Employers receive test results in a few days.
Mouth swab / oral fluid
This method of drug testing is relatively newer than other methods, but is still every bit accurate as a urinalysis. It’s also just as fast, simple, and cost-effective. It provides the smallest window of detection though. Still, it identifies most drugs within just a few minutes of use. It only identifies drug use for a period of up to 72 hours prior to the test.
The most powerful advantage of mouth swab drug testing is that it can be administered literally anywhere—even in plain view of staff. The test only requires putting a mouth swab between the lower cheek and gum. The employee holds it in place until it is saturated. The whole process usually takes less than. Despite the claims we hear many drug users make, the only way to pass a mouth swab drug test is to not use drugs.
Results are received in just a couple of days.
Because it can identify recent drug use, it’s becoming a popular choice for random drug testing. In fact, the HHS (The Health and Human Services Administration) approved the use of this test as an alternate drug testing method for all federally mandated employers as of January 1, 2020.
At this time, it’s uncertain whether or not the DOT will incorporate the test into its regulations.

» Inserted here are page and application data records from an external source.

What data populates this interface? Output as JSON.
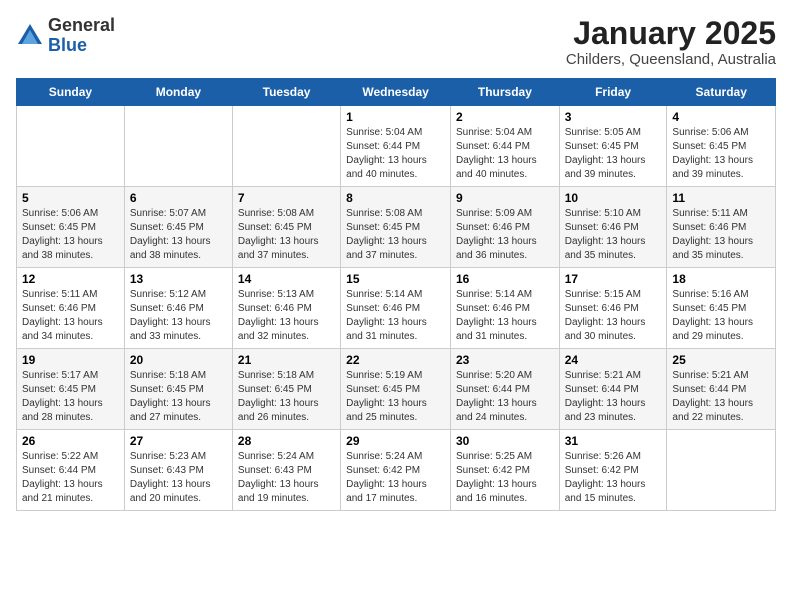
{
  "logo": {
    "general": "General",
    "blue": "Blue"
  },
  "title": "January 2025",
  "subtitle": "Childers, Queensland, Australia",
  "days_of_week": [
    "Sunday",
    "Monday",
    "Tuesday",
    "Wednesday",
    "Thursday",
    "Friday",
    "Saturday"
  ],
  "weeks": [
    [
      {
        "day": "",
        "detail": ""
      },
      {
        "day": "",
        "detail": ""
      },
      {
        "day": "",
        "detail": ""
      },
      {
        "day": "1",
        "detail": "Sunrise: 5:04 AM\nSunset: 6:44 PM\nDaylight: 13 hours\nand 40 minutes."
      },
      {
        "day": "2",
        "detail": "Sunrise: 5:04 AM\nSunset: 6:44 PM\nDaylight: 13 hours\nand 40 minutes."
      },
      {
        "day": "3",
        "detail": "Sunrise: 5:05 AM\nSunset: 6:45 PM\nDaylight: 13 hours\nand 39 minutes."
      },
      {
        "day": "4",
        "detail": "Sunrise: 5:06 AM\nSunset: 6:45 PM\nDaylight: 13 hours\nand 39 minutes."
      }
    ],
    [
      {
        "day": "5",
        "detail": "Sunrise: 5:06 AM\nSunset: 6:45 PM\nDaylight: 13 hours\nand 38 minutes."
      },
      {
        "day": "6",
        "detail": "Sunrise: 5:07 AM\nSunset: 6:45 PM\nDaylight: 13 hours\nand 38 minutes."
      },
      {
        "day": "7",
        "detail": "Sunrise: 5:08 AM\nSunset: 6:45 PM\nDaylight: 13 hours\nand 37 minutes."
      },
      {
        "day": "8",
        "detail": "Sunrise: 5:08 AM\nSunset: 6:45 PM\nDaylight: 13 hours\nand 37 minutes."
      },
      {
        "day": "9",
        "detail": "Sunrise: 5:09 AM\nSunset: 6:46 PM\nDaylight: 13 hours\nand 36 minutes."
      },
      {
        "day": "10",
        "detail": "Sunrise: 5:10 AM\nSunset: 6:46 PM\nDaylight: 13 hours\nand 35 minutes."
      },
      {
        "day": "11",
        "detail": "Sunrise: 5:11 AM\nSunset: 6:46 PM\nDaylight: 13 hours\nand 35 minutes."
      }
    ],
    [
      {
        "day": "12",
        "detail": "Sunrise: 5:11 AM\nSunset: 6:46 PM\nDaylight: 13 hours\nand 34 minutes."
      },
      {
        "day": "13",
        "detail": "Sunrise: 5:12 AM\nSunset: 6:46 PM\nDaylight: 13 hours\nand 33 minutes."
      },
      {
        "day": "14",
        "detail": "Sunrise: 5:13 AM\nSunset: 6:46 PM\nDaylight: 13 hours\nand 32 minutes."
      },
      {
        "day": "15",
        "detail": "Sunrise: 5:14 AM\nSunset: 6:46 PM\nDaylight: 13 hours\nand 31 minutes."
      },
      {
        "day": "16",
        "detail": "Sunrise: 5:14 AM\nSunset: 6:46 PM\nDaylight: 13 hours\nand 31 minutes."
      },
      {
        "day": "17",
        "detail": "Sunrise: 5:15 AM\nSunset: 6:46 PM\nDaylight: 13 hours\nand 30 minutes."
      },
      {
        "day": "18",
        "detail": "Sunrise: 5:16 AM\nSunset: 6:45 PM\nDaylight: 13 hours\nand 29 minutes."
      }
    ],
    [
      {
        "day": "19",
        "detail": "Sunrise: 5:17 AM\nSunset: 6:45 PM\nDaylight: 13 hours\nand 28 minutes."
      },
      {
        "day": "20",
        "detail": "Sunrise: 5:18 AM\nSunset: 6:45 PM\nDaylight: 13 hours\nand 27 minutes."
      },
      {
        "day": "21",
        "detail": "Sunrise: 5:18 AM\nSunset: 6:45 PM\nDaylight: 13 hours\nand 26 minutes."
      },
      {
        "day": "22",
        "detail": "Sunrise: 5:19 AM\nSunset: 6:45 PM\nDaylight: 13 hours\nand 25 minutes."
      },
      {
        "day": "23",
        "detail": "Sunrise: 5:20 AM\nSunset: 6:44 PM\nDaylight: 13 hours\nand 24 minutes."
      },
      {
        "day": "24",
        "detail": "Sunrise: 5:21 AM\nSunset: 6:44 PM\nDaylight: 13 hours\nand 23 minutes."
      },
      {
        "day": "25",
        "detail": "Sunrise: 5:21 AM\nSunset: 6:44 PM\nDaylight: 13 hours\nand 22 minutes."
      }
    ],
    [
      {
        "day": "26",
        "detail": "Sunrise: 5:22 AM\nSunset: 6:44 PM\nDaylight: 13 hours\nand 21 minutes."
      },
      {
        "day": "27",
        "detail": "Sunrise: 5:23 AM\nSunset: 6:43 PM\nDaylight: 13 hours\nand 20 minutes."
      },
      {
        "day": "28",
        "detail": "Sunrise: 5:24 AM\nSunset: 6:43 PM\nDaylight: 13 hours\nand 19 minutes."
      },
      {
        "day": "29",
        "detail": "Sunrise: 5:24 AM\nSunset: 6:42 PM\nDaylight: 13 hours\nand 17 minutes."
      },
      {
        "day": "30",
        "detail": "Sunrise: 5:25 AM\nSunset: 6:42 PM\nDaylight: 13 hours\nand 16 minutes."
      },
      {
        "day": "31",
        "detail": "Sunrise: 5:26 AM\nSunset: 6:42 PM\nDaylight: 13 hours\nand 15 minutes."
      },
      {
        "day": "",
        "detail": ""
      }
    ]
  ]
}
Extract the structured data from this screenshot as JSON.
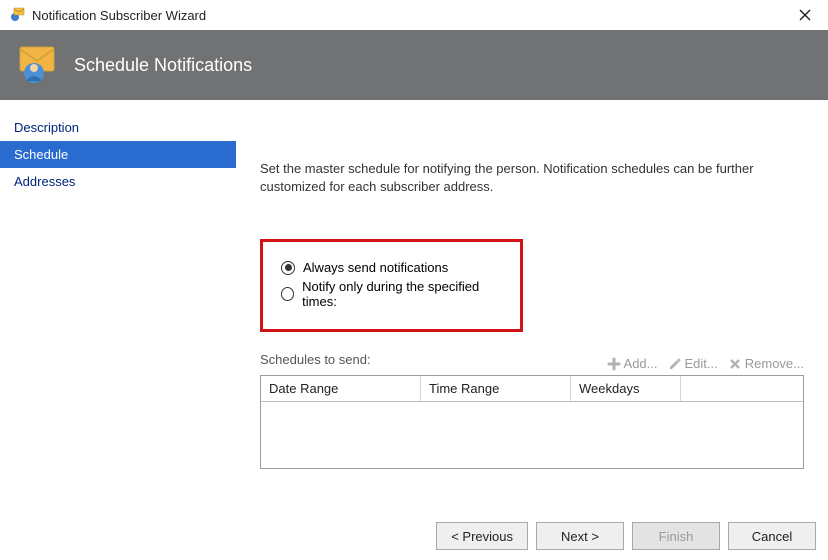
{
  "window": {
    "title": "Notification Subscriber Wizard"
  },
  "banner": {
    "title": "Schedule Notifications"
  },
  "sidebar": {
    "items": [
      {
        "label": "Description",
        "selected": false
      },
      {
        "label": "Schedule",
        "selected": true
      },
      {
        "label": "Addresses",
        "selected": false
      }
    ]
  },
  "main": {
    "intro": "Set the master schedule for notifying the person. Notification schedules can be further customized for each subscriber address.",
    "option_always": "Always send notifications",
    "option_specified": "Notify only during the specified times:",
    "selected_option": "always",
    "schedules_label": "Schedules to send:",
    "toolbar": {
      "add": "Add...",
      "edit": "Edit...",
      "remove": "Remove..."
    },
    "columns": {
      "date_range": "Date Range",
      "time_range": "Time Range",
      "weekdays": "Weekdays"
    }
  },
  "footer": {
    "previous": "< Previous",
    "next": "Next >",
    "finish": "Finish",
    "cancel": "Cancel"
  }
}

The less common hair follicle drug test offers the same ease as mouth swab testing, however, it’s more expensive.
The fact that it offers a 90-day detection window overrides the added cost in the eyes of more and more business owners. In fact, the DOT officially requested that the hair test replace the urinalysis. The request is working through the chain-of-command and many expect to hear the final decision soon.
This test requires the collector to cut a small (less than 1” wide) amount of hair, preferably from near the base of the scalp, and secure it in a zipper-lock plastic bag. While this testing method is simple and convenient, some staff may have a problem with having their hair cut.
Body hair can be taken instead and is tested by volume rather than length. Administrators gather enough hair to equal the size of a cotton ball about an inch in diameter.
Body hair provides a longer detection window than head hair. Hair collected from an employee’s head will detect drug use for about 90-days, while hair collected from the body will detect drug use for about a year.
The hair test doesn’t detect current impairment or very recent drug use.